* _WORK ITEM_
In the entries below, how many lines contain the string "title"? State the number and nothing else.

* _GIVEN RECORDS_
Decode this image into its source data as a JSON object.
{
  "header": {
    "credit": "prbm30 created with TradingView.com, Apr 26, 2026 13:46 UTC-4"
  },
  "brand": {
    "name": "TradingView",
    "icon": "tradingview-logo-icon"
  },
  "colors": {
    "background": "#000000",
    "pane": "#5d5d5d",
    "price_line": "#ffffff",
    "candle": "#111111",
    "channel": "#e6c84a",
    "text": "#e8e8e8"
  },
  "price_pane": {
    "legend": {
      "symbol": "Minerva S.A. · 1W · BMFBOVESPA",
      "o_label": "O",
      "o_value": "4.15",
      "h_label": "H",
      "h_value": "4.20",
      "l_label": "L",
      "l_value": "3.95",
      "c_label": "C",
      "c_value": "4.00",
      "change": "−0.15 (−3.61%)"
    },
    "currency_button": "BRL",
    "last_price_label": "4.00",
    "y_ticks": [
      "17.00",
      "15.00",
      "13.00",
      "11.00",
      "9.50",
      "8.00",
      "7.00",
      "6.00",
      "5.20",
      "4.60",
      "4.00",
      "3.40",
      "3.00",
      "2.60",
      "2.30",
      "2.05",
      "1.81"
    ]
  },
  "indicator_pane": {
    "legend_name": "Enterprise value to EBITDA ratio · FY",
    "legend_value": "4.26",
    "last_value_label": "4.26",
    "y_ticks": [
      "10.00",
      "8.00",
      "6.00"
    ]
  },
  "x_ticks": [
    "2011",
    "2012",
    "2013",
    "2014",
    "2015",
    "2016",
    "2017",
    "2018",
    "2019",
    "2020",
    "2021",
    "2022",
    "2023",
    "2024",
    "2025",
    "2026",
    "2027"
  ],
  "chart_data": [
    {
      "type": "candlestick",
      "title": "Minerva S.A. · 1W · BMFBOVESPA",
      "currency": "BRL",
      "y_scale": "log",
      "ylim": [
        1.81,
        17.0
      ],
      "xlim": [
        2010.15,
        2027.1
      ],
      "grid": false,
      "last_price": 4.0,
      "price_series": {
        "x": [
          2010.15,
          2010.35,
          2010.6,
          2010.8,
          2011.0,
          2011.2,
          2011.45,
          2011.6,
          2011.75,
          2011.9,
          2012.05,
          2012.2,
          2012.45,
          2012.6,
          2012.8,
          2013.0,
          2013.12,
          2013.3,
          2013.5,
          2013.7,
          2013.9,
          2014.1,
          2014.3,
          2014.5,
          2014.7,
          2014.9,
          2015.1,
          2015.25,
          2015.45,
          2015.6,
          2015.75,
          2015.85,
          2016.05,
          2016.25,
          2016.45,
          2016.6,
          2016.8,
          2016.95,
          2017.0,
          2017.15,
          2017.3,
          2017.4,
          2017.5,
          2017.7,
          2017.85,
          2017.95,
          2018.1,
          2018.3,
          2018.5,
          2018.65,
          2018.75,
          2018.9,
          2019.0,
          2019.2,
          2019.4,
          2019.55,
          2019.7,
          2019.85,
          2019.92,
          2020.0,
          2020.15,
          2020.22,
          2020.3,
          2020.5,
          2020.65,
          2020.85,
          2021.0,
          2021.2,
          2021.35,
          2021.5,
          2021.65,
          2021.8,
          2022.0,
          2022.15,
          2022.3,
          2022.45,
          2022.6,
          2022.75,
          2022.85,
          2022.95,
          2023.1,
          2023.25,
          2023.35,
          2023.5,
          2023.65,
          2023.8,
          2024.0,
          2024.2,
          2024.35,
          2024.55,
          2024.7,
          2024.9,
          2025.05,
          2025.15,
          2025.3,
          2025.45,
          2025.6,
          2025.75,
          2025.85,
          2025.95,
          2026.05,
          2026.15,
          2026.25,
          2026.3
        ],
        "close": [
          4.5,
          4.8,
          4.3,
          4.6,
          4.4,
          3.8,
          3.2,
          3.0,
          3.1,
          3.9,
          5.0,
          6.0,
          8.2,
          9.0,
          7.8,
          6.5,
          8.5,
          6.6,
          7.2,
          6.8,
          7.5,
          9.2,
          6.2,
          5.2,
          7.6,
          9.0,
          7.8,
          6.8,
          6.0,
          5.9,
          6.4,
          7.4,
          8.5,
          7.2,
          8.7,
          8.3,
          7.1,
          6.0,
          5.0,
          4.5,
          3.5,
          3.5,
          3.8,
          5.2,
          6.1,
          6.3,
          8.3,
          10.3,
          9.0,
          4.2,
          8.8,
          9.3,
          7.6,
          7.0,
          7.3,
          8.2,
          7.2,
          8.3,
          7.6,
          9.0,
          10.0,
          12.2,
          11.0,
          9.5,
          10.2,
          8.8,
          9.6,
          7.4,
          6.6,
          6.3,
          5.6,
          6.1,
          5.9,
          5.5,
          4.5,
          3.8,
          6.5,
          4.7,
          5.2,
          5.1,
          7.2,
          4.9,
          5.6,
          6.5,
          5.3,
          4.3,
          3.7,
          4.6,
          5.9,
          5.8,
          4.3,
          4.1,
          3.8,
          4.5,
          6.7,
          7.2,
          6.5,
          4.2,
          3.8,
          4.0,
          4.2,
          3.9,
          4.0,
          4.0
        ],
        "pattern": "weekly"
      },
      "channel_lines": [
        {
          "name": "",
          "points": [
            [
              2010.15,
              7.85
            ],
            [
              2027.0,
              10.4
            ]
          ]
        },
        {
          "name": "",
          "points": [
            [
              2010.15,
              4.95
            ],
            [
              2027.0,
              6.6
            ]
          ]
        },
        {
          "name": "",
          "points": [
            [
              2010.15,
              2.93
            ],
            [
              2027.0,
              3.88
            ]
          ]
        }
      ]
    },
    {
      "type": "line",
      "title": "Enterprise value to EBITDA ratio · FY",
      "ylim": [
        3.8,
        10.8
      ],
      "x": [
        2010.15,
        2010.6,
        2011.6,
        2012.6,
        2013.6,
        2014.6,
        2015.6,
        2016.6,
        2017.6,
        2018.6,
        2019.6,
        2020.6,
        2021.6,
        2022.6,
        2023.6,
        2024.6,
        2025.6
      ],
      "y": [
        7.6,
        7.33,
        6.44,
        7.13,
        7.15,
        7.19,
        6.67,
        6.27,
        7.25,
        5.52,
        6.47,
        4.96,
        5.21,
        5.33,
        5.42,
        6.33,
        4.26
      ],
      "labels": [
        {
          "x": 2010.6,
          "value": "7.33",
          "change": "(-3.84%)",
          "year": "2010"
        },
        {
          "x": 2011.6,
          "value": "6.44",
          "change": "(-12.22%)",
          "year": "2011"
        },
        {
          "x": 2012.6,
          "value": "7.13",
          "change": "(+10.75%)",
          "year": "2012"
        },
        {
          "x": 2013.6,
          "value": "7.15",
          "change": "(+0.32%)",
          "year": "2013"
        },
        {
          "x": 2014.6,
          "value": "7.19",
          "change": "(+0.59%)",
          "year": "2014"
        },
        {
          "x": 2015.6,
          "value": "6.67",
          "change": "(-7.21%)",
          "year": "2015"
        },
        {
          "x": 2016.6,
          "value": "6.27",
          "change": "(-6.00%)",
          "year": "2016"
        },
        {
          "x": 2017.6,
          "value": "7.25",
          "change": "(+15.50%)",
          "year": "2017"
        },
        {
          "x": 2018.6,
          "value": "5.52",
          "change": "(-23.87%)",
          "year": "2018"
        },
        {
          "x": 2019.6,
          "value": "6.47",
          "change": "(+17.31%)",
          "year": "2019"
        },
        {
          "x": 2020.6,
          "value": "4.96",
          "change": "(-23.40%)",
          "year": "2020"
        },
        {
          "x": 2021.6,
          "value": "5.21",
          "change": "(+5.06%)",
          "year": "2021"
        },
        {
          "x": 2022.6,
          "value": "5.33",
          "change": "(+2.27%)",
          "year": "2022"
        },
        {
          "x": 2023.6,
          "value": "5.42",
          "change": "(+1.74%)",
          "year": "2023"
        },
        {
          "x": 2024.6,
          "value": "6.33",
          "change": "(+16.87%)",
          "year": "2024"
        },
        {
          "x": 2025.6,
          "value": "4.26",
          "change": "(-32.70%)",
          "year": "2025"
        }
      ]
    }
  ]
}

* _ANSWER SPACE_
2